> [Input records]
----

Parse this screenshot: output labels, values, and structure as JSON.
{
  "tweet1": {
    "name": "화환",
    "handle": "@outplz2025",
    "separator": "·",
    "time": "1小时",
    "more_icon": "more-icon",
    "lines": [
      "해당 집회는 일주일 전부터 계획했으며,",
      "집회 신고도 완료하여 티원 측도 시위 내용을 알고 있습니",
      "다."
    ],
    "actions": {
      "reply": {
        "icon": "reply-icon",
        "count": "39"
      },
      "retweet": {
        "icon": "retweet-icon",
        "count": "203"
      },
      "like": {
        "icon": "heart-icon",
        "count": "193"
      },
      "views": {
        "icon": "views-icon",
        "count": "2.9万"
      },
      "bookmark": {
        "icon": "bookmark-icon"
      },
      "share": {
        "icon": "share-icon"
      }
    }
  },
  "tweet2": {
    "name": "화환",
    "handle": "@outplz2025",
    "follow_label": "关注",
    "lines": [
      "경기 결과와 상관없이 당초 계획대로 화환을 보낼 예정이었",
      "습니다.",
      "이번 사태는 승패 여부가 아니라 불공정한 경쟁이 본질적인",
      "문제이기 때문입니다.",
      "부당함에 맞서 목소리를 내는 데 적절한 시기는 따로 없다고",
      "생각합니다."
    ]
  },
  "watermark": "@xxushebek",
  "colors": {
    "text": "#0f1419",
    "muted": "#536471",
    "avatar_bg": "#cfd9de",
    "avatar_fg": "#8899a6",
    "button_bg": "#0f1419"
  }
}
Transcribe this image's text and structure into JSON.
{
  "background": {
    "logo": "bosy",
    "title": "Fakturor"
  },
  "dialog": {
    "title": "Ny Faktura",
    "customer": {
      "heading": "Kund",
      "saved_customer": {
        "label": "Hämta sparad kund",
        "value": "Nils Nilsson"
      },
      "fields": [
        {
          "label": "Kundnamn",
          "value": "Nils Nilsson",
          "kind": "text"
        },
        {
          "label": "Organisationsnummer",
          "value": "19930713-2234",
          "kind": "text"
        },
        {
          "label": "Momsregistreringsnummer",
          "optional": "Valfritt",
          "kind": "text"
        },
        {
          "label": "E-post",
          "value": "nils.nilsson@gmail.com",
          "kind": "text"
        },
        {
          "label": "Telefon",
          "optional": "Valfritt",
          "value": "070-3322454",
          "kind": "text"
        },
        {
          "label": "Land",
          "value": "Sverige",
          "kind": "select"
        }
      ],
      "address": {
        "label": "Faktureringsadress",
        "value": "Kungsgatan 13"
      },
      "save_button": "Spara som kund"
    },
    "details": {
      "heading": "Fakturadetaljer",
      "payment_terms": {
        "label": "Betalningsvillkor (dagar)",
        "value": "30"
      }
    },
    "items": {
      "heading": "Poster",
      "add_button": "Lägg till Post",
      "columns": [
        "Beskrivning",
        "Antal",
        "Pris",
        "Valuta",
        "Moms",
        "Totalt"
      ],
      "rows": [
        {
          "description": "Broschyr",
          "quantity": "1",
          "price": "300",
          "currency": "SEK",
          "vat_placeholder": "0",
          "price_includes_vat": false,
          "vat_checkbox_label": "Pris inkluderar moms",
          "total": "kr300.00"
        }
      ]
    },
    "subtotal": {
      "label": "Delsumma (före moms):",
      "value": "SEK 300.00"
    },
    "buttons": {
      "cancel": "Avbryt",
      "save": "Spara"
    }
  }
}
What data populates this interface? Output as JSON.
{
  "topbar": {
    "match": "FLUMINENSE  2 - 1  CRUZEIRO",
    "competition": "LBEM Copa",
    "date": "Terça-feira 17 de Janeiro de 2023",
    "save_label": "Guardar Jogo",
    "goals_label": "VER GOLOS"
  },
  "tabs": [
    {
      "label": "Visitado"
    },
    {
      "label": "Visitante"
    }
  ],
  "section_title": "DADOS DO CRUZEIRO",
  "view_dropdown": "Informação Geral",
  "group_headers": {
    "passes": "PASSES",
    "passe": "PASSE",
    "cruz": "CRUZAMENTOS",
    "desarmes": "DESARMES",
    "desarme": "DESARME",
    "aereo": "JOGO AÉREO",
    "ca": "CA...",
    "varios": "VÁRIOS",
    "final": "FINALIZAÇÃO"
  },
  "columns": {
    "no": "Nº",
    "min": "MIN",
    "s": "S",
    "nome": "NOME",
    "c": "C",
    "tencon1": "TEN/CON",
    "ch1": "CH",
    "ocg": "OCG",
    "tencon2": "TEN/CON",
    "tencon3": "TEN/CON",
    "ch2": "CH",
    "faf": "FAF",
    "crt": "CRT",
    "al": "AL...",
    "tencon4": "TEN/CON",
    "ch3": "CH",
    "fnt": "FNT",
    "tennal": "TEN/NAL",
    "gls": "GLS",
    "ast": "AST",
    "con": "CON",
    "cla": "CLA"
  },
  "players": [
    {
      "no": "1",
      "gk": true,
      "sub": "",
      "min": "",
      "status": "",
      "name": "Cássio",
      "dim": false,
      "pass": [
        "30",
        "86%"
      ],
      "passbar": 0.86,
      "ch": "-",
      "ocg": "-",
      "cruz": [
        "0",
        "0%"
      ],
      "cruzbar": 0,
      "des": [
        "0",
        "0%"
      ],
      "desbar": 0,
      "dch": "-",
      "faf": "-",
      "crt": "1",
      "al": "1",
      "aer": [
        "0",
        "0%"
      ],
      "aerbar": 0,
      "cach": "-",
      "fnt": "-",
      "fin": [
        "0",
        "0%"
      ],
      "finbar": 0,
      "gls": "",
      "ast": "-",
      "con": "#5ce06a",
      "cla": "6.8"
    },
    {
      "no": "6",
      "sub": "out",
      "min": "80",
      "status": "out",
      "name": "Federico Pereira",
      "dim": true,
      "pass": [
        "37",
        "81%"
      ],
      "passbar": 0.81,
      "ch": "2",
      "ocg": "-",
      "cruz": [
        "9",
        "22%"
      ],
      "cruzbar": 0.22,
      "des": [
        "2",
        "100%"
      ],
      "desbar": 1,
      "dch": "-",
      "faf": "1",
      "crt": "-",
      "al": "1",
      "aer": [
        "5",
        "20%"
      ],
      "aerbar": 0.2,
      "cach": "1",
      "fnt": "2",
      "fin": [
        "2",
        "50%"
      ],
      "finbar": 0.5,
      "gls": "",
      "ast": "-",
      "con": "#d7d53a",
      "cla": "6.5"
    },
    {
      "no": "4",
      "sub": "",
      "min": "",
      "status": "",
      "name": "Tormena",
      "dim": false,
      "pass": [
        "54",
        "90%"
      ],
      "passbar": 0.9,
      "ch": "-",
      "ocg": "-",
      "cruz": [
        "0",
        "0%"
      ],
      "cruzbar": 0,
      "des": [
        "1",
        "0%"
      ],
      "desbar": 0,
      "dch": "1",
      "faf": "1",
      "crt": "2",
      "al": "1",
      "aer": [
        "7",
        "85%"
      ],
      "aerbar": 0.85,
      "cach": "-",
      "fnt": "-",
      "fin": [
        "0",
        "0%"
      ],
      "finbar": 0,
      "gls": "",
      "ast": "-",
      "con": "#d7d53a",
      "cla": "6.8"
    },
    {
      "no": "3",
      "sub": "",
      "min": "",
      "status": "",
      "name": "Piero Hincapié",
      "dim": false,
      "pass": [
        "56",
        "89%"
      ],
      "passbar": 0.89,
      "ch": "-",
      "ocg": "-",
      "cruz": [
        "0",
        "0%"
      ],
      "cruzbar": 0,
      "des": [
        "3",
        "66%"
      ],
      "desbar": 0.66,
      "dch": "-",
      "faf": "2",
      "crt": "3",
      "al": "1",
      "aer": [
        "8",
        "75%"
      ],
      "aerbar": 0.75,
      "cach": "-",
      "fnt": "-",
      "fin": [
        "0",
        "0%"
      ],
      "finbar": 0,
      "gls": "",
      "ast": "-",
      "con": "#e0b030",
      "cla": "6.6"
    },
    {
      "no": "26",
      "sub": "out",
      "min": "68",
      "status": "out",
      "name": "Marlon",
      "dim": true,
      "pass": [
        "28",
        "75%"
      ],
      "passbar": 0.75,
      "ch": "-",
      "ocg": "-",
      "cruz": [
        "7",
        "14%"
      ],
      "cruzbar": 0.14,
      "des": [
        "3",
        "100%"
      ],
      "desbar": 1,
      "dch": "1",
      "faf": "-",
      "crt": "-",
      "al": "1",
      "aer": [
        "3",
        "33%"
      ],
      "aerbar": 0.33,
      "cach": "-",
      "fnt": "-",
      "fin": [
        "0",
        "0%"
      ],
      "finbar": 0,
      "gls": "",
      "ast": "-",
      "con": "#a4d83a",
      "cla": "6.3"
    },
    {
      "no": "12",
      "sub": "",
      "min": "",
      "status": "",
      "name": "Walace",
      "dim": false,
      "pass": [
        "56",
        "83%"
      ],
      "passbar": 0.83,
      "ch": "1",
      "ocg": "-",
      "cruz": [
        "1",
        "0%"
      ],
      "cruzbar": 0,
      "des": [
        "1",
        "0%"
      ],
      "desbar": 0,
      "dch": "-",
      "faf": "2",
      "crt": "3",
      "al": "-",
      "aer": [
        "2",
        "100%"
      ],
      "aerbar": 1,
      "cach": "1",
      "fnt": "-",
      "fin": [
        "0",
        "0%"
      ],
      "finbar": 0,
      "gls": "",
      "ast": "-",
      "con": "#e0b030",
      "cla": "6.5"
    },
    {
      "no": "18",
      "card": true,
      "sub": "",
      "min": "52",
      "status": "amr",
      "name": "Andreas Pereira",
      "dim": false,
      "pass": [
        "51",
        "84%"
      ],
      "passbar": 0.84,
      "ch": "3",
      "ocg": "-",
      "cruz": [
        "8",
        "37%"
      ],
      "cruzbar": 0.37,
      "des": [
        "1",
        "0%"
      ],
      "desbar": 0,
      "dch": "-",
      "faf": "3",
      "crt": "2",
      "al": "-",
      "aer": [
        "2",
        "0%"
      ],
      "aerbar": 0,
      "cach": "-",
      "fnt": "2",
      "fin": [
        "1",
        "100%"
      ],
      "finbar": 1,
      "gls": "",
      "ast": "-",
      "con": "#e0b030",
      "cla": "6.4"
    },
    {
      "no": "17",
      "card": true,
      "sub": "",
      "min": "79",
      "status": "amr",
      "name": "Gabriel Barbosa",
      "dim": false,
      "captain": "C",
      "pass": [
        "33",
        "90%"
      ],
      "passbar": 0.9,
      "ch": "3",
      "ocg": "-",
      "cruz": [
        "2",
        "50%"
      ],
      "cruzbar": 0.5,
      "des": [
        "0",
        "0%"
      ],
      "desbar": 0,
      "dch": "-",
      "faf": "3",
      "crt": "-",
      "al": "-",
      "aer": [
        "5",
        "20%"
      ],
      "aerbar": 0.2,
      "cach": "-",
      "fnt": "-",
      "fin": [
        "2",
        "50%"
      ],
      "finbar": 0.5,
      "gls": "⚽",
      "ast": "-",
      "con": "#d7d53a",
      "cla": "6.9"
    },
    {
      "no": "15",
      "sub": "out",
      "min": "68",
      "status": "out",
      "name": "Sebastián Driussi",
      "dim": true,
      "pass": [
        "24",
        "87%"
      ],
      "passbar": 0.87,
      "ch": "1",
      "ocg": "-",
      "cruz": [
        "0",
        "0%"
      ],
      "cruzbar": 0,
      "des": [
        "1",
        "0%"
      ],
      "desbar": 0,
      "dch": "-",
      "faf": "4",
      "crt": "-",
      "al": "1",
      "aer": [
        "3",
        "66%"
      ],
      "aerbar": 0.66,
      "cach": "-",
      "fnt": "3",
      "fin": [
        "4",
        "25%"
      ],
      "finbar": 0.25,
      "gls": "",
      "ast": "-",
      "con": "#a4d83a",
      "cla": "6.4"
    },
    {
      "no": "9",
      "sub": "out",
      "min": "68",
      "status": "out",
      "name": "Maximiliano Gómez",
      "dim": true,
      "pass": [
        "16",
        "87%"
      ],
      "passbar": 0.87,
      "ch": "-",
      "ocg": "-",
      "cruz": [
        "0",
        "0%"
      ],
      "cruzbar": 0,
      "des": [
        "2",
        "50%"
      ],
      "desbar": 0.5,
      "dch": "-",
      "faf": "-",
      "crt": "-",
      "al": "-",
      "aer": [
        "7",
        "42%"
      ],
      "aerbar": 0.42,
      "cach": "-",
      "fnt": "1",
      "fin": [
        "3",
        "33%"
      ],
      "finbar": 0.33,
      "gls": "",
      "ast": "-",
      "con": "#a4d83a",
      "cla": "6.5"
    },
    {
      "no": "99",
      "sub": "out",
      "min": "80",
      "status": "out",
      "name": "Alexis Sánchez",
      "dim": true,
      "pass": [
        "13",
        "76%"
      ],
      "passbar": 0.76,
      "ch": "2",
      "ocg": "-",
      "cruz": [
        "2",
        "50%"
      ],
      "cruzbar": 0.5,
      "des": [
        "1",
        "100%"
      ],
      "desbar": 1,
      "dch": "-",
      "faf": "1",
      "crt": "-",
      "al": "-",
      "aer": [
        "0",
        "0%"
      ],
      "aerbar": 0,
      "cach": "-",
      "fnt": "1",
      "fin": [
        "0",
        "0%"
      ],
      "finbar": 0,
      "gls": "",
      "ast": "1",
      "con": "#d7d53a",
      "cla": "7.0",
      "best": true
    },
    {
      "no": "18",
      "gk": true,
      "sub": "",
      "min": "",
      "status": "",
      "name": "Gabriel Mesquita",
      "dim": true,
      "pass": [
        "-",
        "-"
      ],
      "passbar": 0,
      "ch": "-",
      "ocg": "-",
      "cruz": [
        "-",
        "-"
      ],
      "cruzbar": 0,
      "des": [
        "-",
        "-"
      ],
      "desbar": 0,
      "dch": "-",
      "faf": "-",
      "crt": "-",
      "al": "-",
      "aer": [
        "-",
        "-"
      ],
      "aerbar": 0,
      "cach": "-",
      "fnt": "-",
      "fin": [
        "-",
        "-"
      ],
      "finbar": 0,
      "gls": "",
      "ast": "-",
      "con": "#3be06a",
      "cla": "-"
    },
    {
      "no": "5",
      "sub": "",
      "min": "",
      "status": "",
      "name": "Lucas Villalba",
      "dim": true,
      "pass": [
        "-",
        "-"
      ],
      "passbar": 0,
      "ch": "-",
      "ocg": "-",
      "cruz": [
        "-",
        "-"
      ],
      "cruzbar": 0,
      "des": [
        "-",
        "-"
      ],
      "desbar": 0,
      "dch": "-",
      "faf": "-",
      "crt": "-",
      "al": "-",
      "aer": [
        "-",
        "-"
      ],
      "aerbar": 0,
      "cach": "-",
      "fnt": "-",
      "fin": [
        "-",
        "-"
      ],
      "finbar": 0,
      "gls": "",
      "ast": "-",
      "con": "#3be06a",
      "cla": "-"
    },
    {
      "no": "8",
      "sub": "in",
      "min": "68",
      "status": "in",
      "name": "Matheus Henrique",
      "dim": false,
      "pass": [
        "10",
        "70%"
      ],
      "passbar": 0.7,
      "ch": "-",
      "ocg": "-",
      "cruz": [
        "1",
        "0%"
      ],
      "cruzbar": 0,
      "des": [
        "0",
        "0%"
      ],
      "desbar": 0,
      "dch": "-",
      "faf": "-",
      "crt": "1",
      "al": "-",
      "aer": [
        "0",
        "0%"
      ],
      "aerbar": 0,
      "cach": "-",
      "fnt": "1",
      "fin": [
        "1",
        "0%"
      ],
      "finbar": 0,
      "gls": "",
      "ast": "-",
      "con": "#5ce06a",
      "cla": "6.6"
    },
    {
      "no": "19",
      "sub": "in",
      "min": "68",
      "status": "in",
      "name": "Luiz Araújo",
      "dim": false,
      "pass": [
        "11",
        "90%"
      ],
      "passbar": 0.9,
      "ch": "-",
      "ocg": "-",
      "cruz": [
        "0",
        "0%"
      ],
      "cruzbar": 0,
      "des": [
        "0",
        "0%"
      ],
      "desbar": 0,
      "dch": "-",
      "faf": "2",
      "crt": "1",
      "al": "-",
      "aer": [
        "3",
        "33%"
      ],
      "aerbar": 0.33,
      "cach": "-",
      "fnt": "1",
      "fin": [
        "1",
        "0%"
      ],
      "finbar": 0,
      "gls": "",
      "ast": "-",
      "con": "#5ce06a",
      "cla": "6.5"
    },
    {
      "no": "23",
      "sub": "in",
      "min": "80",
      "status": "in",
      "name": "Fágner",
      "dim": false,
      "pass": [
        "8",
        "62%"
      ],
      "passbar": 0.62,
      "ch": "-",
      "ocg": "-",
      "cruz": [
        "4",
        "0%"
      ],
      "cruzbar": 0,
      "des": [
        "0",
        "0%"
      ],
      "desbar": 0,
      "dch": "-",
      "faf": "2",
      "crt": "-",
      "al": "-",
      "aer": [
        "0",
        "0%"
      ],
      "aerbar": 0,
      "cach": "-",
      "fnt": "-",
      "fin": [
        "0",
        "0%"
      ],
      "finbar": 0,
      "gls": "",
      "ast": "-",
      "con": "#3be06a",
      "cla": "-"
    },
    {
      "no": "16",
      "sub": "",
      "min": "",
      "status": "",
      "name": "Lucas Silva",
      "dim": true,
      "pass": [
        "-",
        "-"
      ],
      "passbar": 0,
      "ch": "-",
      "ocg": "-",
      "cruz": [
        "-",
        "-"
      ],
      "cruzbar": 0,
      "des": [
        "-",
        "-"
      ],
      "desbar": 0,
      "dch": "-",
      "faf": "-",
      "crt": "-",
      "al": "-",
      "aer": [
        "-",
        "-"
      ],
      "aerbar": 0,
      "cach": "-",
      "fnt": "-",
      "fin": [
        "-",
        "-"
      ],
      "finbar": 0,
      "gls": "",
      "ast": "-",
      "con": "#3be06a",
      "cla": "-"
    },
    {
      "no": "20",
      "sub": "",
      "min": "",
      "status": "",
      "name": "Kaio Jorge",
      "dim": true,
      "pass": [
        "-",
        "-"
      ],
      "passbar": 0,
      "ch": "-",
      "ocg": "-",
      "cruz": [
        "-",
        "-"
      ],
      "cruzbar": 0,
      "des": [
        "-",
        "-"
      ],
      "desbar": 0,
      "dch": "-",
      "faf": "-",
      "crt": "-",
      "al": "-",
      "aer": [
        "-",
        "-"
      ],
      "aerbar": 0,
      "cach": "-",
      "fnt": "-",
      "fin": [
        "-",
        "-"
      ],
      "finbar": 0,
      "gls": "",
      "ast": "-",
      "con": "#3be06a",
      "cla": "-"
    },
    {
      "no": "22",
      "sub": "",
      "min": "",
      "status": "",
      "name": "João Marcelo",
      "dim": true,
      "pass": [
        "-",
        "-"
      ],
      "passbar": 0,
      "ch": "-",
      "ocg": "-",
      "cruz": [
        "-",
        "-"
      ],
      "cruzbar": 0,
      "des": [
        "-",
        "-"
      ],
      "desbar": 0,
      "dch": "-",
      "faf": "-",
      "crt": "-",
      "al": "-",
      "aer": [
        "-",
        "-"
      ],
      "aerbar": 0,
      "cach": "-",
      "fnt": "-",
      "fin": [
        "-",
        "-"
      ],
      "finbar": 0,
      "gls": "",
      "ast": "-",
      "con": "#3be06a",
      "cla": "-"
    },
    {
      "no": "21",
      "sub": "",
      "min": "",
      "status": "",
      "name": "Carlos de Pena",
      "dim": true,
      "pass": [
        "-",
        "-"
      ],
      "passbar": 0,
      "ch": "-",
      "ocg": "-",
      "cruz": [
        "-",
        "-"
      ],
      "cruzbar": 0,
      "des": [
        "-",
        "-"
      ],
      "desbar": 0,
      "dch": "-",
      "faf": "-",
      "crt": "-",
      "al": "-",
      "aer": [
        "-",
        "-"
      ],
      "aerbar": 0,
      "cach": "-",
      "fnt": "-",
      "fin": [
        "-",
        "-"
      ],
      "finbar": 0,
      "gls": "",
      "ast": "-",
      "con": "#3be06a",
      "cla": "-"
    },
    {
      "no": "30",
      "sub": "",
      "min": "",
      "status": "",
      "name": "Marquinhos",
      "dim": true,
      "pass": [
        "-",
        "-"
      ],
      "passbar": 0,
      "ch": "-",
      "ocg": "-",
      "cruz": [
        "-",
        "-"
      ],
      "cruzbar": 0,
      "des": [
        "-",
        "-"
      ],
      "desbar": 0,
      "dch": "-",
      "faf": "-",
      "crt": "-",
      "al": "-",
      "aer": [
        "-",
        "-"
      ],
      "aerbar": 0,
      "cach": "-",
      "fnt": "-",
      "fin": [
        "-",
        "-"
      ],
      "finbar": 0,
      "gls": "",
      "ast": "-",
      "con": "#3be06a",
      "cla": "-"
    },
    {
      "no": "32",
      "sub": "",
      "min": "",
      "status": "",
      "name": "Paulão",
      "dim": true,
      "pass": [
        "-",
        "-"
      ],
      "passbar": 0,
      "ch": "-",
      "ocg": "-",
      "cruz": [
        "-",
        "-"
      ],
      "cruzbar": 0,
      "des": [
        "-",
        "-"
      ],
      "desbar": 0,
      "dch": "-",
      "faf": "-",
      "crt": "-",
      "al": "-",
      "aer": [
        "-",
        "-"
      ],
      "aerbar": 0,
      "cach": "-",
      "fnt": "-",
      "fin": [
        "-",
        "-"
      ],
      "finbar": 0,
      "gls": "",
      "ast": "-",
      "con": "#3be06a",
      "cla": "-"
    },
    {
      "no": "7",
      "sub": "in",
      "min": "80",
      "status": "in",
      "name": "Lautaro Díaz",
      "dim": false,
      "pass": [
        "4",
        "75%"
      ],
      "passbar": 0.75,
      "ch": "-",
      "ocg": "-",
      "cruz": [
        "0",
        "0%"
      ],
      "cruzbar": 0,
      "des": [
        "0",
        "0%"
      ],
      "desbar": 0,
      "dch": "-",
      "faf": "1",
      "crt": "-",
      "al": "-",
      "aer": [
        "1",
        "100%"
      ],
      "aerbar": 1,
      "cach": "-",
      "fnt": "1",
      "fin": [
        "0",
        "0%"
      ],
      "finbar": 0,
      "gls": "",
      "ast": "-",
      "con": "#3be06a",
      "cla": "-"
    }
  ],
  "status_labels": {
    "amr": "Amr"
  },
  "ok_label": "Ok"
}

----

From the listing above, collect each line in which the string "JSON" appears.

Parse this screenshot: output labels, values, and structure as JSON.
Transcribe this image's text and structure into JSON.
What data populates this interface? Output as JSON.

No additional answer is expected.